Shawn and Brian (again?! Wow!) at Malabar Scrub Sanctuary hunting for specimens of a new species of sand-dwelling staphylinid recently discovered by Shawn and described with the assistance of another good BC friend, Howard Frank. (8/15/2014)
Like the man says, he likes flies (Diptera) and there’s nothing wrong with that! A noble pursuit, to be sure. Brighton Hall has been working in the BC for almost a year now and he’s managed to I.D. tons of flies to the family level (so far). Keep it up! (8/25/2014)
This is Emmi Curtiss, yet another mysterious denizen of the BC. Notice the coffee cup in the background – it provides her the fuel she needs to power through her tasks when she slips quietly in before the rest of us rise. You make the rest of us look lazy, but we still appreciate your continued service! (9/24/2014)
Who is this cheery lady? And why is she so excited when she’s only holding a case of Leps? Why, it’s Erin Barbeau, worker extraordinaire “Outreach Coordinator” for the BC, and a true lover of Lepidoptera (about time, right?). Erin graduated in 2017 with her bachelor’s in biology and is attending the University of Colorado – Boulder for graduate school focusing on natural history collections. (12/2/2014)
ryanRyan Daley Ridenbaugh started in the Bug Closet in the spring of 2015 as a senior. He focuses on Carabidae, the ground beetles. He studied prescribed burns and carabids for his undergrad research. He is currently a masters student in the Sharanowski Lab. (2015)
shialaShiala M. Naranjo enjoys curating anything (no matter how small) that has hyaline wings such as hymenopterans and dipterans. She has move from the 1st floor to 4th to help Dr. Sharanowski manage the lab. She still does research at out the BugCloset and helps with outreach.   (2015)
Dr. Hojun Song was the first Curator of UCFC and Assistant Professor in the UCF Department of Biology. He is a classically-trained insect systematist and works on the insect order Orthoptera (grasshoppers, crickets, and katydids) and other insects. Since January 2015, Dr. Song has joined the Department of Entomology at Texas A&M University. Please visit The Song Laboratory of Insect Systematics and Evolution website for more information on his research. (3/25/2016)

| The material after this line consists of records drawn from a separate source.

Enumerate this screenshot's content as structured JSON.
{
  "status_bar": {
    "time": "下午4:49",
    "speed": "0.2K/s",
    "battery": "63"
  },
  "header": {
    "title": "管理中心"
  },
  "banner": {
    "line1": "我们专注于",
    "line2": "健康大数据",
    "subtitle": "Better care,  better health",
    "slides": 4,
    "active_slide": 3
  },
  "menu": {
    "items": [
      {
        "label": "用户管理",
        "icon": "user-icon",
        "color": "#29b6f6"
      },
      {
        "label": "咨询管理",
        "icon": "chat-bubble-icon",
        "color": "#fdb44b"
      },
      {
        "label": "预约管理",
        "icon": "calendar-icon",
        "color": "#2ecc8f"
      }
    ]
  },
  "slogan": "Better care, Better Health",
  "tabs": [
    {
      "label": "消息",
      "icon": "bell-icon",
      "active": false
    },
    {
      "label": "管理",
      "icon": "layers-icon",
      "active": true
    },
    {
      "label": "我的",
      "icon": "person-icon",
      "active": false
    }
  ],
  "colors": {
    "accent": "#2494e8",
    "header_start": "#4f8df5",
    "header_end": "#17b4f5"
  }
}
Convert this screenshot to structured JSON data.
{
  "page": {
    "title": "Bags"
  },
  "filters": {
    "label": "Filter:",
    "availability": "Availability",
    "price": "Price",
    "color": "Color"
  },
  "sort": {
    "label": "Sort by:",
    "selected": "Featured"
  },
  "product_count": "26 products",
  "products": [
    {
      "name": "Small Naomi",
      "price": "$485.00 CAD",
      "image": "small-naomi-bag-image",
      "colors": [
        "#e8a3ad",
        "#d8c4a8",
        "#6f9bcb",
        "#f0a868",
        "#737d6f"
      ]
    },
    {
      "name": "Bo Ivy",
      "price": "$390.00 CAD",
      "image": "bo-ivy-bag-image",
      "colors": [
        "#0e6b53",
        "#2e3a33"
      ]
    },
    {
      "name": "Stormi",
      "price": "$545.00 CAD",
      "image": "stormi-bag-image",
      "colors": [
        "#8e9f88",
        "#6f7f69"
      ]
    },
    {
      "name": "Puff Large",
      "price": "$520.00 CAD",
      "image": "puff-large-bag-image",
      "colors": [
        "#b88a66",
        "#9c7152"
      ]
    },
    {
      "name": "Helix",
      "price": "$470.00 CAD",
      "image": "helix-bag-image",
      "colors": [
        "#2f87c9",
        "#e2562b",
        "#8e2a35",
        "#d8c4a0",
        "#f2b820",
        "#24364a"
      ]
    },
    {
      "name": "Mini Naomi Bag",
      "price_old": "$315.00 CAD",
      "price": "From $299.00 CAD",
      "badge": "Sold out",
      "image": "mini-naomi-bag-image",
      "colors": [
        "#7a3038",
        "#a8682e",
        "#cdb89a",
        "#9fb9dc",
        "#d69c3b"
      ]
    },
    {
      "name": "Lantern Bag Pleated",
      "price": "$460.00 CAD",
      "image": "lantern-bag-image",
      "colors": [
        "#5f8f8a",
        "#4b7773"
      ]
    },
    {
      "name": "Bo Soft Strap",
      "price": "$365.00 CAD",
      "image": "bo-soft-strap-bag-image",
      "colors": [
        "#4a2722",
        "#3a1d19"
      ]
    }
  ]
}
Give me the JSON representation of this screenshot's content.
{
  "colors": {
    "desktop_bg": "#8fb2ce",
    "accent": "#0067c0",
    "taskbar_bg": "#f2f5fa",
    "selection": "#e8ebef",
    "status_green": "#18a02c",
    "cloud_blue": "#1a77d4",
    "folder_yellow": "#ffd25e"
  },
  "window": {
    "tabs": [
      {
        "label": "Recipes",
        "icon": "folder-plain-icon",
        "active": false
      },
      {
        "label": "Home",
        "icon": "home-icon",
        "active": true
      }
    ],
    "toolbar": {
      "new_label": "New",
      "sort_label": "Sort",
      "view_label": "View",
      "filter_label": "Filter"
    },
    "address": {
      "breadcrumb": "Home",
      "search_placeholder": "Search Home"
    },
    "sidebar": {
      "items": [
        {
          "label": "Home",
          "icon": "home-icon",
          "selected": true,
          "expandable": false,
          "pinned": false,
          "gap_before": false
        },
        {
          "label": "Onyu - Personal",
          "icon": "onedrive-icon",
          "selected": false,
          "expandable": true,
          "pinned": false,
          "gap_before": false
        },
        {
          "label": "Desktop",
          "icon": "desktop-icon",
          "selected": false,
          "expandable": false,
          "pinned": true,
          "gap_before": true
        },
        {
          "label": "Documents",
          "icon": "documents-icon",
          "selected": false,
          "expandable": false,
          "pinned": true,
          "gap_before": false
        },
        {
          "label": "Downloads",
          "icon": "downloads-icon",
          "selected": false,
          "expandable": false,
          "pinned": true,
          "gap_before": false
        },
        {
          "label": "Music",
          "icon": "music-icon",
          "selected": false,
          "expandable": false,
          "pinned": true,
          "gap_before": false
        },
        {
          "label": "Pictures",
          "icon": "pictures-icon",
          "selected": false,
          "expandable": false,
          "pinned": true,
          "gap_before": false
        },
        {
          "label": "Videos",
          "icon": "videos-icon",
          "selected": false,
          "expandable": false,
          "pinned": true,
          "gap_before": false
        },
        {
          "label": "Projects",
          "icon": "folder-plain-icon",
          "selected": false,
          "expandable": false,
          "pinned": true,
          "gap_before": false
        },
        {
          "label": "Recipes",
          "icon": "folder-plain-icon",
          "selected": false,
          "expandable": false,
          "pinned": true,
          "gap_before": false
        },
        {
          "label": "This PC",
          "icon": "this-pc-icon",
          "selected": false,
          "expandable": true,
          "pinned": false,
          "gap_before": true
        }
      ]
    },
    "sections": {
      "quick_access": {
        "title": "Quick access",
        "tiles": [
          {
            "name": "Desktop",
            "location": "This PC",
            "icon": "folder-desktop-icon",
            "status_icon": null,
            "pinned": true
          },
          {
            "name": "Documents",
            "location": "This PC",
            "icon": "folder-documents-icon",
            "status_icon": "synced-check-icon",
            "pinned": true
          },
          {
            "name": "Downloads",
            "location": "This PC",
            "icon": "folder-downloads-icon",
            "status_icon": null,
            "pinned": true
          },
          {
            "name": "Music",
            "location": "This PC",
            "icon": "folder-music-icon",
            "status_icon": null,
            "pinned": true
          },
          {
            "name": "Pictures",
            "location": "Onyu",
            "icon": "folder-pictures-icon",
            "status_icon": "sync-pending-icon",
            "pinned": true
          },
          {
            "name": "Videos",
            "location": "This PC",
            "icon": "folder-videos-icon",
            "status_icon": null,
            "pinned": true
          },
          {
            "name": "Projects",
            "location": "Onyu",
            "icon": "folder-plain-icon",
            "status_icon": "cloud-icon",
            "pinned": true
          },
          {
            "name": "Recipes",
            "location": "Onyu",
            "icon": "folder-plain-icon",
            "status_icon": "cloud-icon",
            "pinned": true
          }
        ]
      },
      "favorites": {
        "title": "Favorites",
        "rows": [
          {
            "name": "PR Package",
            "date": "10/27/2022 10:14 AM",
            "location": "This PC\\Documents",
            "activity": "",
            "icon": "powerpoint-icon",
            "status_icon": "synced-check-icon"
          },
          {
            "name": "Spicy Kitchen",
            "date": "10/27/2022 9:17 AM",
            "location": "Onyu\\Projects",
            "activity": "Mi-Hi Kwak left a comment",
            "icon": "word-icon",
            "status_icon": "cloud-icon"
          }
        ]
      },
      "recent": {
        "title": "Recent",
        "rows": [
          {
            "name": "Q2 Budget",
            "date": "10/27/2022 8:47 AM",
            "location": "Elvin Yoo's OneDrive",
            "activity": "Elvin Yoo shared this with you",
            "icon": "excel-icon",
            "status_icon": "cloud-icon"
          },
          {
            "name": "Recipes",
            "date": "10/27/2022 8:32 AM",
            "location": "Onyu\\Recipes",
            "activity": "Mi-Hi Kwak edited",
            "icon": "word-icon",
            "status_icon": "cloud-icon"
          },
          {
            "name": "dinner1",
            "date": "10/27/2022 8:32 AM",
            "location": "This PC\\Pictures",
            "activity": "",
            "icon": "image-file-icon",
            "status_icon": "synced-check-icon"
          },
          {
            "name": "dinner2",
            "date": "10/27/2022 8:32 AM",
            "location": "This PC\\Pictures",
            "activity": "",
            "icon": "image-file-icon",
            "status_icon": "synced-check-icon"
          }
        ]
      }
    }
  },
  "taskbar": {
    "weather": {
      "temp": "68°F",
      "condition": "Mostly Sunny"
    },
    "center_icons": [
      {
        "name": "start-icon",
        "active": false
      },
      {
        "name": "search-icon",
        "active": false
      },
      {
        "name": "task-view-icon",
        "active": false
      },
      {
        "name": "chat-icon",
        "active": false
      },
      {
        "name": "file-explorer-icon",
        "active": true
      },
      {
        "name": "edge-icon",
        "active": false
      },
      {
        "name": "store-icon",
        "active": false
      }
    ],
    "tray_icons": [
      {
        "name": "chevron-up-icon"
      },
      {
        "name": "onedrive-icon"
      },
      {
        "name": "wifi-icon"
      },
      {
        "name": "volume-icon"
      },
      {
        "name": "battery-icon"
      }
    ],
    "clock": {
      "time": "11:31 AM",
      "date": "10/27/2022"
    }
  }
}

bug closet 2016 Bug Closet crew posing as true bug (Hemiptera) after an outreach event for a class of fifth graders. Here we have a few new faces to add to our friends! L-R: Erin Barbeau, Josh Hogan, Shiala Morales, Shawn Kelly, Louis Dennin, and Bonnie Allison. Looks like they’re having a blast! (4/20/2016)




Bonnie Allison. (2016)